Documenting the Build of Brooklyn Bridge Park
Featuring Julienne Schaer
On March 13, 2008, Schaer captured the start of demolition of the Pier 1 shed. She photographed as the Port Authority sign was removed, signaling the end of one era and the beginning of another. She continued to photograph the site once a month until the demolition of the sheds was complete.
As the construction phase began, Schaer photographed the park more frequently, enabling her to capture many of the elements that have gone into creating the park. Schaer’s attention to detail has produced compelling images that showcase the park’s sustainable infrastructure and construction methods as well as the individuals who brought the park to life day by day. Her photographs document the salvaging of Longleaf Yellow Pine from the Cold Storage Warehouse, the installation of the park’s water retention systems, and the construction of dramatic new topography on Pier 1.

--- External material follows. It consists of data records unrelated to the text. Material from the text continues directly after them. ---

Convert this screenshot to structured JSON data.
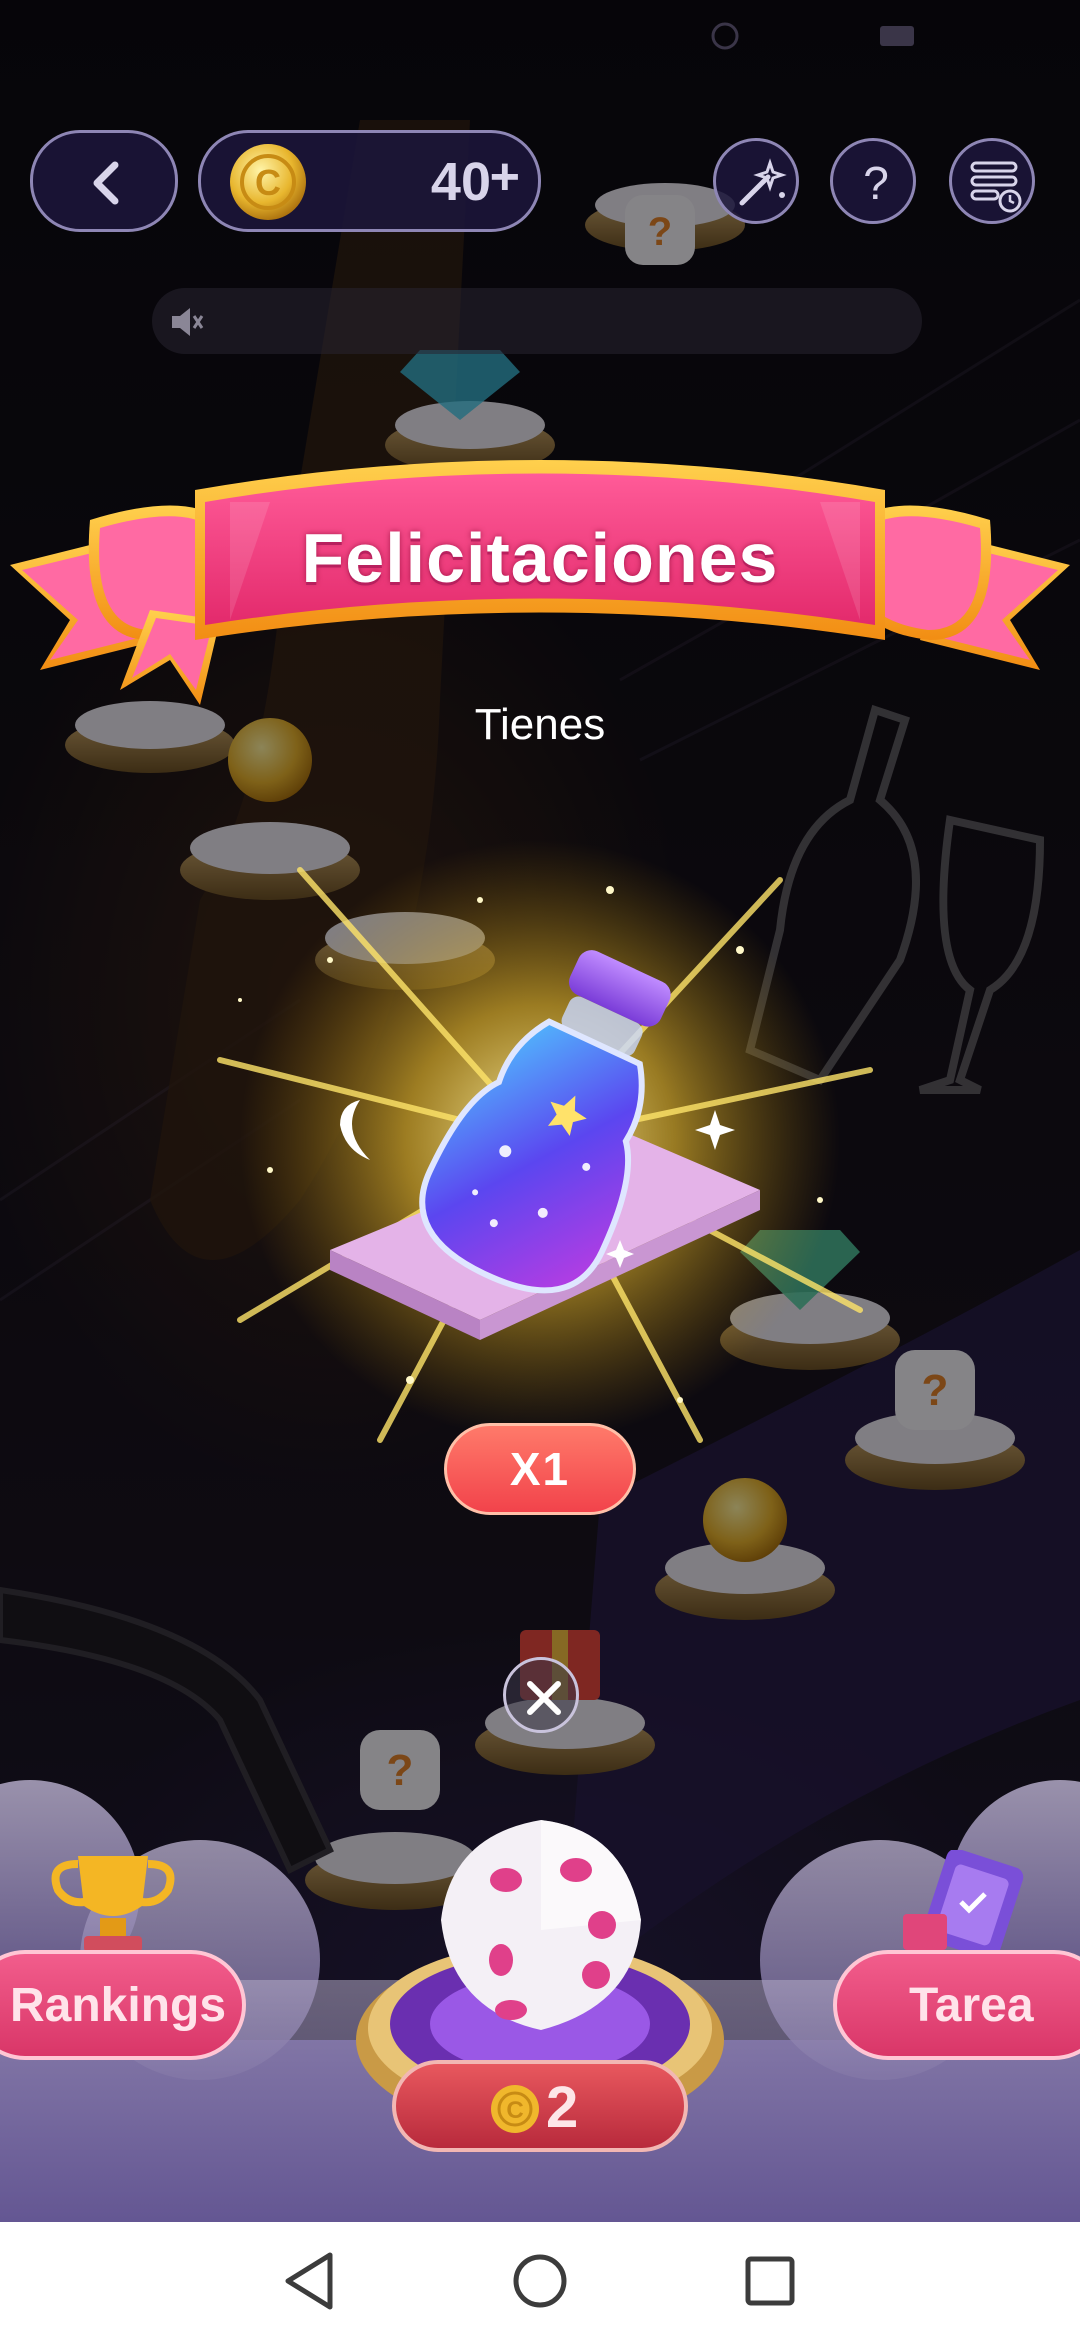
{
  "hud": {
    "coin_balance": "40",
    "coin_plus": "+"
  },
  "modal": {
    "title": "Felicitaciones",
    "subtitle": "Tienes",
    "reward_item_icon": "magic-potion-bottle-icon",
    "reward_quantity": "X1",
    "close_icon": "close-icon"
  },
  "bottom": {
    "rankings_label": "Rankings",
    "task_label": "Tarea",
    "roll_cost": "2",
    "dice_icon": "dice-icon"
  },
  "colors": {
    "banner_pink": "#f0427f",
    "banner_gold": "#f7a524",
    "pill_red": "#f2434b",
    "hud_border": "#8e86b5",
    "button_pink": "#d93668"
  }
}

As the site was transformed from a civil engineering project to a scenic park, Schaer’s photography adapted to show off the dramatic panoramas of the park.
Julienne Schaer, formerly a forensic photographer for the Manhattan District Attorney’s Office, now specializes in editorial and event photography.
As a photojournalist, Schaer has covered many of the city’s official celebrations & events, and the photographs have been published extensively in print and on the Internet.
Schaer has worked on several long-term projects, completing a portfolio of images of the Hudson River Park for the HRP Trust, and documenting the construction of Jane’s Carousel for Jane Walentas. Over the last five years her continued work photographing the build of the Brooklyn Bridge Park has produced over 6,000 images that chronicle the transformation of the 1.3-mile of Brooklyn’s industrial waterfront into New York City’s most exciting new public space.
Schaer received a Master of Fine Arts in Photography from The Rhode Island School of Design (RISD), but has said it was her years in forensic work, learning to photograph with a recorded neutrality the documentation of a crime scene, its victims and evidence, that influenced her photographic style today.